I have always found it interesting to see how my children are navigating in social situations. My daughter, who is four, seemed shy like a toddler. In playgroups she would transfer toys instead of clinging to them or fighting a match.
But then she started nursery and found her voice (and grip).
She is at school now and has many friends. She is chatty and confident. But she is also nice. On my way home from school earlier this week, she told me that a girl in her class played alone so my daughter invited her to join the game she played with the other girls.
I told her I was proud; that it's important to include people – and she said: yes that's what you would do, is not it mom? And I felt even more proud that she looked at how her dad and I interact with – and treat – people and copy our behavior.
Now her younger brother is almost two, and his way resembles her, like a child. He handles the toys as soon as another child approaches, or runs away to protect them. He never stumble, he never hits. And sometimes I think: I wish him to stand up for himself.
But I'm looking for comfort in his sister's transformation from silent and compatible to high and more self-adhesive. She stands her ground and makes it clear when something is not right. I hope that time will come to my son to feel safe to do this as well.
Meanwhile, I have to find out what to do when other, more confident children chew over and sneak into their toy. It can be difficult if the other child's parents do not think it's bad – but maybe it's because their children are "snatcher", not "snatchee".
If we are in a playgroup and the parents are not around, I take the toy back from the child carefully and give it to my son. I'll explain to both of them that sharing is good, but if someone is playing a toy, we have to wait until they're ready to hand it over.
That way my son teaches that he can not always play and the other child learns to respect other children and their right to play. Sometimes my son offers the toy. If he does not, I encourage him after he has had it for a while.
If the parents are left, I have to hope that they will see what happens and intervene. Ideally, these lessons should come from our own parents, not from a stranger. If they do not say anything, and let their child continue playing, I'll move with my son to find another toy.
But if we're out, my son has one of his own toys and a child will take it, if his parents look I'll ask it back or not. It is important to share but also to acknowledge possession; I do not want anyone to take my phone off and get off – why should a child get this done?

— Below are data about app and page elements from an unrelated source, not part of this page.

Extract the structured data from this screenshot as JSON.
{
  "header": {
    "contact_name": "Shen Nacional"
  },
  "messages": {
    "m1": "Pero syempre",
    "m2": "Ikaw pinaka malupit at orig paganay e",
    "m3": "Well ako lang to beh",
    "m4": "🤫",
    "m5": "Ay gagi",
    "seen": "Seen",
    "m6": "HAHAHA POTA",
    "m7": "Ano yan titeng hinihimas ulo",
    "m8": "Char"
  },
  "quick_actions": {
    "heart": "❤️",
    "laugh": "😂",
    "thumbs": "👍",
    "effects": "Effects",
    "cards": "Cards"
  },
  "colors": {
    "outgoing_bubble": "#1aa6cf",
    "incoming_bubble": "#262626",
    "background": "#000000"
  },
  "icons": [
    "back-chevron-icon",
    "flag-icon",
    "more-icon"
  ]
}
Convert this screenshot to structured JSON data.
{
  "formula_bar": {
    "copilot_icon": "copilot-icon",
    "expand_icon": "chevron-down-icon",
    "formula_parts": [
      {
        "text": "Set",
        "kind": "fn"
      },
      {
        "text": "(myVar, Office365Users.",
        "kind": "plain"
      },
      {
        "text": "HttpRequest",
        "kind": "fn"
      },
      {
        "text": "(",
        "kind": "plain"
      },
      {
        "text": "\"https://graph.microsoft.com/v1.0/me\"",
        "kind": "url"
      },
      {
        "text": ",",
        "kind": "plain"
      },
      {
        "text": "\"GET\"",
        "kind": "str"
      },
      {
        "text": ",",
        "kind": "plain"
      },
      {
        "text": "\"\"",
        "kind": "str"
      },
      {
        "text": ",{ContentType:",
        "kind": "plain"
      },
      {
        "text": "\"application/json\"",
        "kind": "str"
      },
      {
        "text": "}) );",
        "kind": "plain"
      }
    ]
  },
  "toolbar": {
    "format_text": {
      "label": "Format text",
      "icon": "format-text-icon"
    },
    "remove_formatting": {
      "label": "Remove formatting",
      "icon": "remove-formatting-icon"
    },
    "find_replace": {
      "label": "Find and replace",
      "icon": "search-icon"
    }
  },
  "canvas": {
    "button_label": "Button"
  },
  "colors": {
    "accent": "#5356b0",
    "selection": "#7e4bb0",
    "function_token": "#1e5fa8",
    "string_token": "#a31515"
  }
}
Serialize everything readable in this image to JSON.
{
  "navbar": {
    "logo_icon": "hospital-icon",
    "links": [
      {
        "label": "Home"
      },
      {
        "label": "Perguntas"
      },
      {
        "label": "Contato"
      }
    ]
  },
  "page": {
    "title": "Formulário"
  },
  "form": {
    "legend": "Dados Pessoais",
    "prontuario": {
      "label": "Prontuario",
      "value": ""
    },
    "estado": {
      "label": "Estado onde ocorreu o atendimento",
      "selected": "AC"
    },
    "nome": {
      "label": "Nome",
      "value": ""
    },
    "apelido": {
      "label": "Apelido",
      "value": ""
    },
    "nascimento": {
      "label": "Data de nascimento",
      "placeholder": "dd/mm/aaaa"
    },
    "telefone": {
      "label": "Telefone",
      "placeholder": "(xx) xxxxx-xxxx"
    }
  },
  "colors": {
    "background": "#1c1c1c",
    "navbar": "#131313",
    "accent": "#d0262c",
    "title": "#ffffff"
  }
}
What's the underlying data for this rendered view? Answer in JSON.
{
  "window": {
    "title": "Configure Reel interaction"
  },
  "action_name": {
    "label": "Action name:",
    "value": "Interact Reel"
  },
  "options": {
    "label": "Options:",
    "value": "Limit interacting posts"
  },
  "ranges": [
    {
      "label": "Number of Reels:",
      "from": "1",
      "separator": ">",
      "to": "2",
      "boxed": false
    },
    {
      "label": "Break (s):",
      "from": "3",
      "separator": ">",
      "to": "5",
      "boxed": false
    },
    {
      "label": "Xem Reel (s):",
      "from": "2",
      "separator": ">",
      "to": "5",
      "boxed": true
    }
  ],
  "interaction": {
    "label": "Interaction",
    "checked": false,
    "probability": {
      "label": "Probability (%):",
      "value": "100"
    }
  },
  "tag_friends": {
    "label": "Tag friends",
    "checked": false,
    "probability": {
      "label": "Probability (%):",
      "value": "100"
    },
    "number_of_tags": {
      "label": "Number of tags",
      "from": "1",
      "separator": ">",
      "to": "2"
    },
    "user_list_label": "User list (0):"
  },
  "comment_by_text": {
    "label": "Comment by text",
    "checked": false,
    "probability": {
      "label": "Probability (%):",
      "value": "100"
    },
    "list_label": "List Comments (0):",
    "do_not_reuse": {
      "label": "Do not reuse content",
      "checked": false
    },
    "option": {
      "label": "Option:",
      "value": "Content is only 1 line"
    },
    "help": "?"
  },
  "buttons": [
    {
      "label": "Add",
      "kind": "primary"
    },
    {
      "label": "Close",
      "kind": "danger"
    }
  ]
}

In the end, each situation must be measured, but I think it is important to empower our own children to feel that they are equally entitled to play as the others. And to take care of their own belongings. But also to encourage common play and sharing.
What do you do if another child sneaks your child's toys?